All records should be written out again exactly.

**** SUPPLIED MATERIAL

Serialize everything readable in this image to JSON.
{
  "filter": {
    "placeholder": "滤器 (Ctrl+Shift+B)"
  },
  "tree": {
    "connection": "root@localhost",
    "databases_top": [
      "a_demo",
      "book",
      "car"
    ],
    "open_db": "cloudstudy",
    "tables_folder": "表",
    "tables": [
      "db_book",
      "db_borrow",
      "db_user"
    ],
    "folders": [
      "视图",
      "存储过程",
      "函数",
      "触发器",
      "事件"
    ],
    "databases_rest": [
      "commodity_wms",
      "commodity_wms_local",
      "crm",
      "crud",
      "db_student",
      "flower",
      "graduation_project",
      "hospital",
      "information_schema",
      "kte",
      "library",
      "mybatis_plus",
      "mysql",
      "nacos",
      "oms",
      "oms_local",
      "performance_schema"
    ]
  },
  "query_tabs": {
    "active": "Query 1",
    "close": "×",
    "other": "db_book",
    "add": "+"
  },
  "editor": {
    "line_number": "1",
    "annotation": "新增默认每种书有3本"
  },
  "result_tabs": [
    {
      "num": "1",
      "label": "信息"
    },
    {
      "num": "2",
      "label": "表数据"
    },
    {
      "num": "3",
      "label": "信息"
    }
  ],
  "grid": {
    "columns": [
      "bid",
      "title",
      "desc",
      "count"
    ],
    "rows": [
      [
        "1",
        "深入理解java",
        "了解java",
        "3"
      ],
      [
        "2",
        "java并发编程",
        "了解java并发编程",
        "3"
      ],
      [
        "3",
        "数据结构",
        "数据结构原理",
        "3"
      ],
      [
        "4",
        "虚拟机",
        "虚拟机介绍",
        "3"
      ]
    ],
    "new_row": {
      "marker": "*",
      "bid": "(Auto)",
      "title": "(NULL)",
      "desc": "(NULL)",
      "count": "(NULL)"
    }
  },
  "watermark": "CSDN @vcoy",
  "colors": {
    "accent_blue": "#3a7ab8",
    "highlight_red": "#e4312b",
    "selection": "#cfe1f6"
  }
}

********

— TASK RESULT —
Serialize everything readable in this image to JSON.
{
  "filter": {
    "placeholder": "滤器 (Ctrl+Shift+B)"
  },
  "tree": {
    "connection": "root@localhost",
    "databases_top": [
      "a_demo",
      "book",
      "car"
    ],
    "open_db": "cloudstudy",
    "tables_folder": "表",
    "tables": [
      "db_book",
      "db_borrow",
      "db_user"
    ],
    "folders": [
      "视图",
      "存储过程",
      "函数",
      "触发器",
      "事件"
    ],
    "databases_rest": [
      "commodity_wms",
      "commodity_wms_local",
      "crm",
      "crud",
      "db_student",
      "flower",
      "graduation_project",
      "hospital",
      "information_schema",
      "kte",
      "library",
      "mybatis_plus",
      "mysql",
      "nacos",
      "oms",
      "oms_local",
      "performance_schema"
    ]
  },
  "query_tabs": {
    "active": "Query 1",
    "close": "×",
    "other": "db_book",
    "add": "+"
  },
  "editor": {
    "line_number": "1",
    "annotation": "新增默认每种书有3本"
  },
  "result_tabs": [
    {
      "num": "1",
      "label": "信息"
    },
    {
      "num": "2",
      "label": "表数据"
    },
    {
      "num": "3",
      "label": "信息"
    }
  ],
  "grid": {
    "columns": [
      "bid",
      "title",
      "desc",
      "count"
    ],
    "rows": [
      [
        "1",
        "深入理解java",
        "了解java",
        "3"
      ],
      [
        "2",
        "java并发编程",
        "了解java并发编程",
        "3"
      ],
      [
        "3",
        "数据结构",
        "数据结构原理",
        "3"
      ],
      [
        "4",
        "虚拟机",
        "虚拟机介绍",
        "3"
      ]
    ],
    "new_row": {
      "marker": "*",
      "bid": "(Auto)",
      "title": "(NULL)",
      "desc": "(NULL)",
      "count": "(NULL)"
    }
  },
  "watermark": "CSDN @vcoy",
  "colors": {
    "accent_blue": "#3a7ab8",
    "highlight_red": "#e4312b",
    "selection": "#cfe1f6"
  }
}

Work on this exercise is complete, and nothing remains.